Stored items
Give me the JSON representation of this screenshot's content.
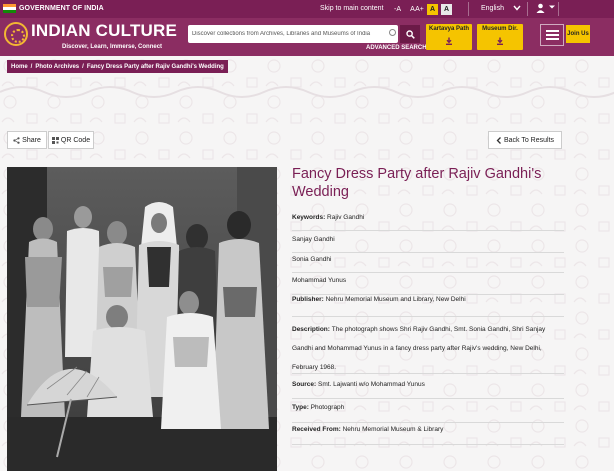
{
  "topbar": {
    "gov_label": "GOVERNMENT OF INDIA",
    "skip_label": "Skip to main content",
    "font_small": "-A",
    "font_normal": "A",
    "font_large": "A+",
    "contrast_yellow": "A",
    "contrast_white": "A",
    "language": "English"
  },
  "header": {
    "logo_title": "INDIAN CULTURE",
    "logo_subtitle": "Discover, Learn, Immerse, Connect",
    "search_placeholder": "Discover collections from Archives, Libraries and Museums of India",
    "advanced_search": "ADVANCED SEARCH",
    "kartavya_path": "Kartavya Path",
    "museum_dir": "Museum Dir.",
    "join_us": "Join Us"
  },
  "breadcrumb": {
    "items": [
      "Home",
      "Photo Archives",
      "Fancy Dress Party after Rajiv Gandhi's Wedding"
    ]
  },
  "actions": {
    "share": "Share",
    "qr_code": "QR Code",
    "back": "Back To Results"
  },
  "record": {
    "title": "Fancy Dress Party after Rajiv Gandhi's Wedding",
    "keywords_label": "Keywords:",
    "keywords": [
      "Rajiv Gandhi",
      "Sanjay Gandhi",
      "Sonia Gandhi",
      "Mohammad Yunus"
    ],
    "publisher_label": "Publisher:",
    "publisher": "Nehru Memorial Museum and Library, New Delhi",
    "description_label": "Description:",
    "description": "The photograph shows Shri Rajiv Gandhi, Smt. Sonia Gandhi, Shri Sanjay Gandhi and Mohammad Yunus in a fancy dress party after Rajiv's wedding, New Delhi, February 1968.",
    "source_label": "Source:",
    "source": "Smt. Lajwanti w/o Mohammad Yunus",
    "type_label": "Type:",
    "type": "Photograph",
    "received_label": "Received From:",
    "received": "Nehru Memorial Museum & Library"
  },
  "colors": {
    "brand_dark": "#7a1f55",
    "brand": "#8b2d62",
    "accent_yellow": "#f5c400",
    "title": "#7a1f55"
  }
}
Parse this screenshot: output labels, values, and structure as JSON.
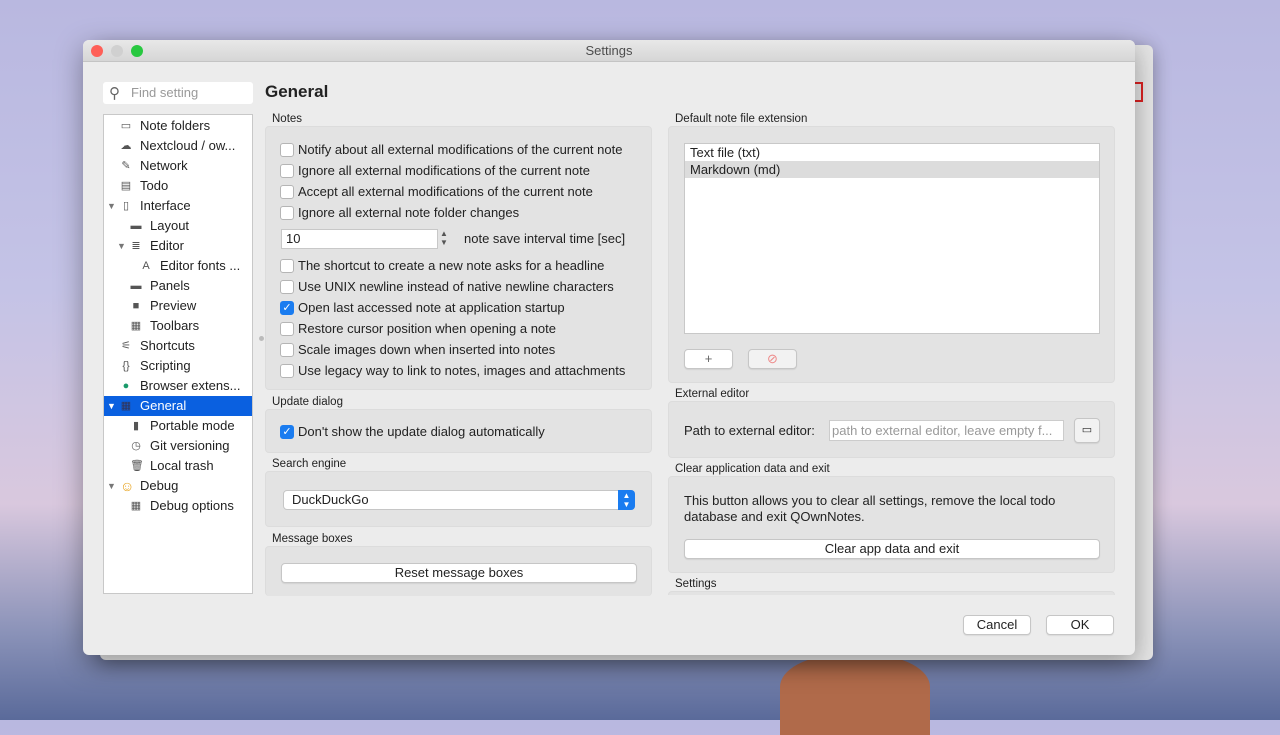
{
  "window": {
    "title": "Settings"
  },
  "search": {
    "placeholder": "Find setting"
  },
  "tree": [
    {
      "label": "Note folders",
      "icon": "folder-icon",
      "glyph": "▭",
      "indent": 0
    },
    {
      "label": "Nextcloud / ow...",
      "icon": "cloud-icon",
      "glyph": "☁",
      "indent": 0
    },
    {
      "label": "Network",
      "icon": "plug-icon",
      "glyph": "✎",
      "indent": 0
    },
    {
      "label": "Todo",
      "icon": "list-icon",
      "glyph": "▤",
      "indent": 0
    },
    {
      "label": "Interface",
      "icon": "interface-icon",
      "glyph": "▯",
      "indent": 0,
      "expanded": true
    },
    {
      "label": "Layout",
      "icon": "layout-icon",
      "glyph": "▬",
      "indent": 1
    },
    {
      "label": "Editor",
      "icon": "editor-icon",
      "glyph": "≣",
      "indent": 1,
      "expanded": true
    },
    {
      "label": "Editor fonts ...",
      "icon": "font-icon",
      "glyph": "A",
      "indent": 2
    },
    {
      "label": "Panels",
      "icon": "panels-icon",
      "glyph": "▬",
      "indent": 1
    },
    {
      "label": "Preview",
      "icon": "preview-icon",
      "glyph": "■",
      "indent": 1
    },
    {
      "label": "Toolbars",
      "icon": "toolbar-icon",
      "glyph": "▦",
      "indent": 1
    },
    {
      "label": "Shortcuts",
      "icon": "shortcuts-icon",
      "glyph": "⚟",
      "indent": 0
    },
    {
      "label": "Scripting",
      "icon": "braces-icon",
      "glyph": "{}",
      "indent": 0
    },
    {
      "label": "Browser extens...",
      "icon": "globe-icon",
      "glyph": "●",
      "indent": 0
    },
    {
      "label": "General",
      "icon": "general-icon",
      "glyph": "▦",
      "indent": 0,
      "expanded": true,
      "selected": true
    },
    {
      "label": "Portable mode",
      "icon": "usb-icon",
      "glyph": "▮",
      "indent": 1
    },
    {
      "label": "Git versioning",
      "icon": "clock-icon",
      "glyph": "◷",
      "indent": 1
    },
    {
      "label": "Local trash",
      "icon": "trash-icon",
      "glyph": "🗑",
      "indent": 1
    },
    {
      "label": "Debug",
      "icon": "smiley-icon",
      "glyph": "☺",
      "indent": 0,
      "expanded": true
    },
    {
      "label": "Debug options",
      "icon": "debug-options-icon",
      "glyph": "▦",
      "indent": 1
    }
  ],
  "page_title": "General",
  "notes": {
    "title": "Notes",
    "checks_a": [
      {
        "label": "Notify about all external modifications of the current note",
        "checked": false
      },
      {
        "label": "Ignore all external modifications of the current note",
        "checked": false
      },
      {
        "label": "Accept all external modifications of the current note",
        "checked": false
      },
      {
        "label": "Ignore all external note folder changes",
        "checked": false
      }
    ],
    "interval_value": "10",
    "interval_label": "note save interval time [sec]",
    "checks_b": [
      {
        "label": "The shortcut to create a new note asks for a headline",
        "checked": false
      },
      {
        "label": "Use UNIX newline instead of native newline characters",
        "checked": false
      },
      {
        "label": "Open last accessed note at application startup",
        "checked": true
      },
      {
        "label": "Restore cursor position when opening a note",
        "checked": false
      },
      {
        "label": "Scale images down when inserted into notes",
        "checked": false
      },
      {
        "label": "Use legacy way to link to notes, images and attachments",
        "checked": false
      }
    ]
  },
  "update": {
    "title": "Update dialog",
    "check": "Don't show the update dialog automatically"
  },
  "search_engine": {
    "title": "Search engine",
    "value": "DuckDuckGo"
  },
  "message_boxes": {
    "title": "Message boxes",
    "button": "Reset message boxes"
  },
  "extension": {
    "title": "Default note file extension",
    "items": [
      "Text file (txt)",
      "Markdown (md)"
    ],
    "add": "+",
    "remove": "⃠"
  },
  "external_editor": {
    "title": "External editor",
    "label": "Path to external editor:",
    "placeholder": "path to external editor, leave empty f..."
  },
  "clear": {
    "title": "Clear application data and exit",
    "text": "This button allows you to clear all settings, remove the local todo database and exit QOwnNotes.",
    "button": "Clear app data and exit"
  },
  "settings_group": {
    "title": "Settings"
  },
  "buttons": {
    "cancel": "Cancel",
    "ok": "OK"
  },
  "colors": {
    "accent": "#0a60e0",
    "checkbox": "#1a7cf0"
  }
}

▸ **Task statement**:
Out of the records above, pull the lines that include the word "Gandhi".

▸ **Written answer**:
      "Fancy Dress Party after Rajiv Gandhi's Wedding"
    "title": "Fancy Dress Party after Rajiv Gandhi's Wedding",
      "Rajiv Gandhi",
      "Sanjay Gandhi",
      "Sonia Gandhi",
    "description": "The photograph shows Shri Rajiv Gandhi, Smt. Sonia Gandhi, Shri Sanjay Gandhi and Mohammad Yunus in a fancy dress party after Rajiv's wedding, New Delhi, February 1968.",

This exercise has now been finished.